Alternatively, Singapore food expert KF Seetoh of the Makansutra food guide recommends dining at the Old Airport Road Hawker Centre, which only opens in the evening. “Go where the locals do – eat like them, for that’s the best culinary souvenir of this land you can bring back home,” he says. “The Old Airport Road Hawker Centre is one of the biggest and best local food centres [that] Singaporeans and their friends swear by.”
Some of Seetoh’s recommendations at the centre include Nam Sing Fried Hokkien Prawn Noodle (stall 01-32), Lim Hin Juice for fresh soursop lemon juice (stall 01-36) and Chong Pang BBQ Chicken Wings (stall 01-90).
Finally, wrap up your layover with cocktails at the beautiful art deco Atlas bar in Parkview Square. The bar boasts a number of vintage gins, while the champagne and wine list is equally diverse and offers tasting flights.
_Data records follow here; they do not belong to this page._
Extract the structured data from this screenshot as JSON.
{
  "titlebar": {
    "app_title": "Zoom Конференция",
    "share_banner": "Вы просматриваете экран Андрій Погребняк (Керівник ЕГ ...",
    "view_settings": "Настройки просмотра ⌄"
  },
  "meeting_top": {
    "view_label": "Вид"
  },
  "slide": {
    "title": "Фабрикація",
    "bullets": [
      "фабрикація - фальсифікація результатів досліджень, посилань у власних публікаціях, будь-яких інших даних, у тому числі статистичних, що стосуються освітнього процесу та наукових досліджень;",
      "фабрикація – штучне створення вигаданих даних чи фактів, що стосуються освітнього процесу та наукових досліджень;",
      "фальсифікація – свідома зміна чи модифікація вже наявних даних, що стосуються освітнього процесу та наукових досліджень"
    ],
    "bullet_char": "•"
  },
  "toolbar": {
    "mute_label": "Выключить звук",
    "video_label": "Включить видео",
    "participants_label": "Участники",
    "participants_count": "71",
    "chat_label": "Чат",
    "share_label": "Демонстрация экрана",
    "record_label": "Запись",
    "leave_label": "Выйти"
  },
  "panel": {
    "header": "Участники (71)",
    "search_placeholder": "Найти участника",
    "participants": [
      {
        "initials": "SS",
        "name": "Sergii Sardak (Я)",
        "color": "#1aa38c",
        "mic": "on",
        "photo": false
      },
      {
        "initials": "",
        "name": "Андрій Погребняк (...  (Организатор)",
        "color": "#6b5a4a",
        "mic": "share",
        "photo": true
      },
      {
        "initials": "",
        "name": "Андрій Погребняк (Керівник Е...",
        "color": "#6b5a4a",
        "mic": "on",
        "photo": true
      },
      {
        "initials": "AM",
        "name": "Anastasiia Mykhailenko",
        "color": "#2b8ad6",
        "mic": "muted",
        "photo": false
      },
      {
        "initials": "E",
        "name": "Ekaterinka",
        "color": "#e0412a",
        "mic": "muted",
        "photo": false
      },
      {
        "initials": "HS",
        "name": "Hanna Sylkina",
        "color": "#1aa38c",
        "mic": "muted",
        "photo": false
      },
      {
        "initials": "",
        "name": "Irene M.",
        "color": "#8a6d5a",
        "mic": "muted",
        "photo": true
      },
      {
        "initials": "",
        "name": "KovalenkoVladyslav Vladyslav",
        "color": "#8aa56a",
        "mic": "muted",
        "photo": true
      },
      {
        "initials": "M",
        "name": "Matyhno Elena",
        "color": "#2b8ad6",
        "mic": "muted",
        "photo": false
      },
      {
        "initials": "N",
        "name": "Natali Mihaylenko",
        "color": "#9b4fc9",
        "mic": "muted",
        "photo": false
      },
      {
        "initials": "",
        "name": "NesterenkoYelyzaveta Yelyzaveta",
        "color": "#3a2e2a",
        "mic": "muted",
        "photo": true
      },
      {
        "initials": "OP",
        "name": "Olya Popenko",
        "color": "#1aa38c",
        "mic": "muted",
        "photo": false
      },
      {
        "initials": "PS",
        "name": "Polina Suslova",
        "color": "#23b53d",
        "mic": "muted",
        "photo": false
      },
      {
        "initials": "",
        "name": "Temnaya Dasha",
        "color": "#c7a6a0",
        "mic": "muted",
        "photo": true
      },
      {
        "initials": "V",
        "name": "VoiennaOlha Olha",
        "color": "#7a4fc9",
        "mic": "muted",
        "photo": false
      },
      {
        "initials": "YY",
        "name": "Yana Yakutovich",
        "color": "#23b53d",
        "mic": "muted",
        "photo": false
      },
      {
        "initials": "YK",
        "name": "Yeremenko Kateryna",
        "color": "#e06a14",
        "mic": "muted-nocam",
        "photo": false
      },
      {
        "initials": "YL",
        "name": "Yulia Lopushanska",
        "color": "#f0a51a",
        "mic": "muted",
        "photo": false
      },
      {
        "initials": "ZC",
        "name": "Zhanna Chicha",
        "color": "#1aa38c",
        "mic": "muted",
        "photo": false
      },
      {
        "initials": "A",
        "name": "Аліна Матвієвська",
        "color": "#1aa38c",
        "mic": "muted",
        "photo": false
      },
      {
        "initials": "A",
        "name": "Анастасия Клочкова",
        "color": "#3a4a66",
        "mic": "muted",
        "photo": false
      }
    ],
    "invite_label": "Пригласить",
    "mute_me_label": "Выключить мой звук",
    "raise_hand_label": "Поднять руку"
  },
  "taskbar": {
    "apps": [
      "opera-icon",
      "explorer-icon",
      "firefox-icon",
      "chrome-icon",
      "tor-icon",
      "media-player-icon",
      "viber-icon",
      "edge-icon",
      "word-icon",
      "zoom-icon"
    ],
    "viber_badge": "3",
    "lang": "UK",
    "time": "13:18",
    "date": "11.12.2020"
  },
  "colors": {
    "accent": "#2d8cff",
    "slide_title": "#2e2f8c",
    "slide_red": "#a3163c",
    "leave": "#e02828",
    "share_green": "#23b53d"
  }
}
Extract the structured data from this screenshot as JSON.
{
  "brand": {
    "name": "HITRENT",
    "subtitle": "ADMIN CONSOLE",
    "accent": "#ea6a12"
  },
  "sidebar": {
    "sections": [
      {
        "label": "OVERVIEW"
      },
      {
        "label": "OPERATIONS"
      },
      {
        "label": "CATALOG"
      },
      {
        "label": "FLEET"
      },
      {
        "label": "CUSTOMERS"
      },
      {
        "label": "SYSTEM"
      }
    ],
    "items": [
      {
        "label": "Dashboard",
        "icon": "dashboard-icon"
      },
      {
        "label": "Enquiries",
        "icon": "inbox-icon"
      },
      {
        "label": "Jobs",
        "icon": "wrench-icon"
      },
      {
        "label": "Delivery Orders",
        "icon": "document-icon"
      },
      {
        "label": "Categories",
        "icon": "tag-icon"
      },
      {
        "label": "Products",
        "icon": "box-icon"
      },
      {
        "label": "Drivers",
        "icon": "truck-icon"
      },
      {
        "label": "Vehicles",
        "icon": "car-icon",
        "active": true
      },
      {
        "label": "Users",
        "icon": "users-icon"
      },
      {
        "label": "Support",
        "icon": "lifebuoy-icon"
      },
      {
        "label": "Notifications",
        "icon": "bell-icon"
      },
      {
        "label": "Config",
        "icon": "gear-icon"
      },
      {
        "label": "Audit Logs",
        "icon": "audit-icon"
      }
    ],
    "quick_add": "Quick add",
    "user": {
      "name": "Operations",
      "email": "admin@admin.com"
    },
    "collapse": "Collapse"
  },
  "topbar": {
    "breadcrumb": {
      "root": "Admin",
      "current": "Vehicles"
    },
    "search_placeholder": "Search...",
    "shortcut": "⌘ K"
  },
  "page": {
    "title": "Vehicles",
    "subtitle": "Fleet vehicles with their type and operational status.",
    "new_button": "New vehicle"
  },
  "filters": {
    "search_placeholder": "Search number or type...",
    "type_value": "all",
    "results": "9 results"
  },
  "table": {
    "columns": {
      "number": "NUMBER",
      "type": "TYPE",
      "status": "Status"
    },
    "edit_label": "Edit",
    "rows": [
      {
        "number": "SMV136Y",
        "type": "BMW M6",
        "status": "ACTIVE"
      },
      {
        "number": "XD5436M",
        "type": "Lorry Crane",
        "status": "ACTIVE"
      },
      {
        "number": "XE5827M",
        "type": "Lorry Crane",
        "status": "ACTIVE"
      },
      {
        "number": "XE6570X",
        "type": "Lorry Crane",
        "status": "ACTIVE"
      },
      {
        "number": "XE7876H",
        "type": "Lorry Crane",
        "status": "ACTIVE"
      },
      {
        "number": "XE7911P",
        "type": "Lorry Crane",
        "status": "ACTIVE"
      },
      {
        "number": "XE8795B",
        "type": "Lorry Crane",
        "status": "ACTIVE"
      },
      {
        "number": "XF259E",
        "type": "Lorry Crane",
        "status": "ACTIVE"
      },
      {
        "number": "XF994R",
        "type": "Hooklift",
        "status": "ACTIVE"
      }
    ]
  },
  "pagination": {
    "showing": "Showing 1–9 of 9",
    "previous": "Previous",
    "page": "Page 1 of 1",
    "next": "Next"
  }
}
“We have 1,000 different [gin] bottles from around the world, with vintages that date back to the art deco era,” says head bartender Roman Foltán. “We introduce guests to old, often forgotten classic gin cocktails. We get to see how gins evolved over the last 100 years, and how the bottle ageing has affected them.”
12 hours: Tropical Exploration
Commuting from one end of Singapore to the other takes about an hour and public transport is reliable and clean. Locals travel by bus, MRT, LRT (light rail transit), taxis and Ubers.
Spend the day cycling and exploring Pulau Ubin, an island off the coast of Singapore, and experience the calm village life reflecting Singapore of the 1960s. The island is peppered with simple rustic wood houses, with birds and cicadas providing a natural soundtrack. In the evenings, fishermen arrive back on the island with their daily haul. Wander on your own or join guided walks by volunteers.
Meanwhile, the city’s National Parks organisation suggests 40 trails all over Singapore with walks that range from 30 minutes to five hours.
Alternatively, head downtown to the Singapore Botanic Gardens. Founded in 1859, the gardens contain a collection of flora and fauna from across Southeast Asia. Acquaint yourself with the various “heritage trees” and extensive species of orchid, then stop for lunch at the one-Michelin-star Corner House – a colonial bungalow nestled among the gardens’ tropics that serves contemporary European food.
Children will love Singapore’s award-winning zoo and its nearby night safari, where animals are housed in open enclosures modelled after their natural habitats. Or end your transit exploring 30 acres of river and aquariums on a boat during a river safari located between the two.